This book was published in 1990, the year of Durrell's death. I'd like to read more of him, but will proceed more cautiously now.


Napoleon
Napoleon
by Vincent Cronin
Edition: Paperback
Price: £15.99

1 of 1 people found the following review helpful
5.0 out of 5 stars A man's world, 27 May 2016
This review is from: Napoleon (Paperback)
I recently picked this up at a church fete prior to a trip to France next week, realizing I had only a hazy idea of who Napoleon was, and what he'd done. My memory had been jogged by his appearance in the recent TV adaption of War & Peace; just about the only thing I've retained from reading the book many years ago is the scene where he's presented with a painting of his son, The King Of Rome, prior to the Battle of Borodino.

This is a book which focusses on the man: his origins, family, personality and relationships. This explicitly personal touch extends into the accounts of the world-changing events which he was initially caught up in, and quickly came to control and fashion: the French Revolution, the subsequent war, the attempts to bring liberal reforms to Europe and the construction of the French Empire. Here, for example, is how the author describes the Ulm campaign and the Battle of Austerlitz [p316]:

"In less than a month Napoleon marched [his army] 400 miles across France, over the Rhine and into Bavaria. There, in a fourteen-day campaign, he completely defeated an Austrian army under General Mack, capturing 49,000 prisoners. With another burst of speed, he raced a further 350 miles east, occupied the Austrian capital, and at Austerlitz [...] cut the Austro-Russian army in two. With a force half the size of theirs, Napoleon killed, wounded or captured 27,000 men and seized 180 guns, himself losing only 8,000 men."

It sounds like a busy month for any 36-year old man. This emphasis on Napoleon's personal qualities strongly suggests that none of these momentous events would have taken place without him, and that he truly changed the world that millions of people were living in. There's also room in the story for touching glimpses into his private life: thus, while he was engaged in his final military campaign against (what turned out to be) overwhelming odds in 1814, his wife "too had her victories to report: The King of Rome 'has told me to tell you that he's eaten up all his spinach - there's a staggering piece of news for you!'" [p446].

I greatly enjoyed the author's The Golden Honeycomb last year, and this book is just as well-written. It's been criticized (by those who know more about history than I) as being too sympathetic to its subject, giving him the benefit of the doubt in every controversial matter.

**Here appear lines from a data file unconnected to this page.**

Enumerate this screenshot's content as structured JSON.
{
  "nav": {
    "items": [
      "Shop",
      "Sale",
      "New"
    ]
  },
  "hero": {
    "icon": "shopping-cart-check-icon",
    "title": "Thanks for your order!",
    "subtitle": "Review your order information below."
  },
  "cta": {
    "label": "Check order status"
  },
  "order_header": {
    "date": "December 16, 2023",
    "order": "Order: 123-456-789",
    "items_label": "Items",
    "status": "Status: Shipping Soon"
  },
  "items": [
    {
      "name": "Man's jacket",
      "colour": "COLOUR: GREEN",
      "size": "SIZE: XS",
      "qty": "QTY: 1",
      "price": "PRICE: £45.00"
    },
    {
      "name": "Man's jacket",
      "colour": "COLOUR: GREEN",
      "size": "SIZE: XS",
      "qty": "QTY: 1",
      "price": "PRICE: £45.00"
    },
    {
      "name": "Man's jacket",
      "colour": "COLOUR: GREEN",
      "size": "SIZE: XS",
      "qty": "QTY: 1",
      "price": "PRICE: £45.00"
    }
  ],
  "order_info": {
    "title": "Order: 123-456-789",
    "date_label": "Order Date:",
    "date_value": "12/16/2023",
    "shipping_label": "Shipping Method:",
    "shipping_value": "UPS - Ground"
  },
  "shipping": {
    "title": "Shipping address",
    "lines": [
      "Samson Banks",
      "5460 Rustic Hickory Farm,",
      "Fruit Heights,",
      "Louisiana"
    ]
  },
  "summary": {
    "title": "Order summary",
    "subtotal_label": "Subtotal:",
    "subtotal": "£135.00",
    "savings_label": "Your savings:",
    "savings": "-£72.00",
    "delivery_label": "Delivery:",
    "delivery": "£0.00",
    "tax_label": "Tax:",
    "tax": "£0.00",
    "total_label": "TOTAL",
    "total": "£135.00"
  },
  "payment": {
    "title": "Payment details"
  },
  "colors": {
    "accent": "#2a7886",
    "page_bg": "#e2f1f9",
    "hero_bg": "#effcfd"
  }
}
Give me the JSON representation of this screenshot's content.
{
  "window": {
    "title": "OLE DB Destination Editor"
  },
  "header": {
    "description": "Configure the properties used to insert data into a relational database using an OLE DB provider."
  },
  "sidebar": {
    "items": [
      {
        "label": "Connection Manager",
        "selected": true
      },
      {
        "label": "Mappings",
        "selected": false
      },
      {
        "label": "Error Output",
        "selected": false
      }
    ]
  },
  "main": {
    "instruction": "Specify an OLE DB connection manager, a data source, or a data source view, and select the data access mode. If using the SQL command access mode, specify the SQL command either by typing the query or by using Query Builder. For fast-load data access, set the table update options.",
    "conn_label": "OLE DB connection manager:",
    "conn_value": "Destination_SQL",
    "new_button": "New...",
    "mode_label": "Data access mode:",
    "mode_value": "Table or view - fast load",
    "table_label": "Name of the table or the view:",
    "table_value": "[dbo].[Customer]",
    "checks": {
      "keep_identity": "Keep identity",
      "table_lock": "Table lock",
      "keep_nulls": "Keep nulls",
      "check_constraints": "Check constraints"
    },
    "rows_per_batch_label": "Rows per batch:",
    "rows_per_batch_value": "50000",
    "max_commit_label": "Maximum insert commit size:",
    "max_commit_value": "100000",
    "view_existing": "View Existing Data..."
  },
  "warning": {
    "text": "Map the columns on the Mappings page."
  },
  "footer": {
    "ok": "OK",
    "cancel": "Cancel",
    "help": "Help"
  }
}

Leaving that aside, I greatly enjoyed reading it as a well-rounded, always fascinating portrait of an extraordinary man, and would strongly recommend it to other readers.


Page: 1 | 2 | 3 | 4 | 5 | 6 | 7 | 8 | 9 | 10 | 11-20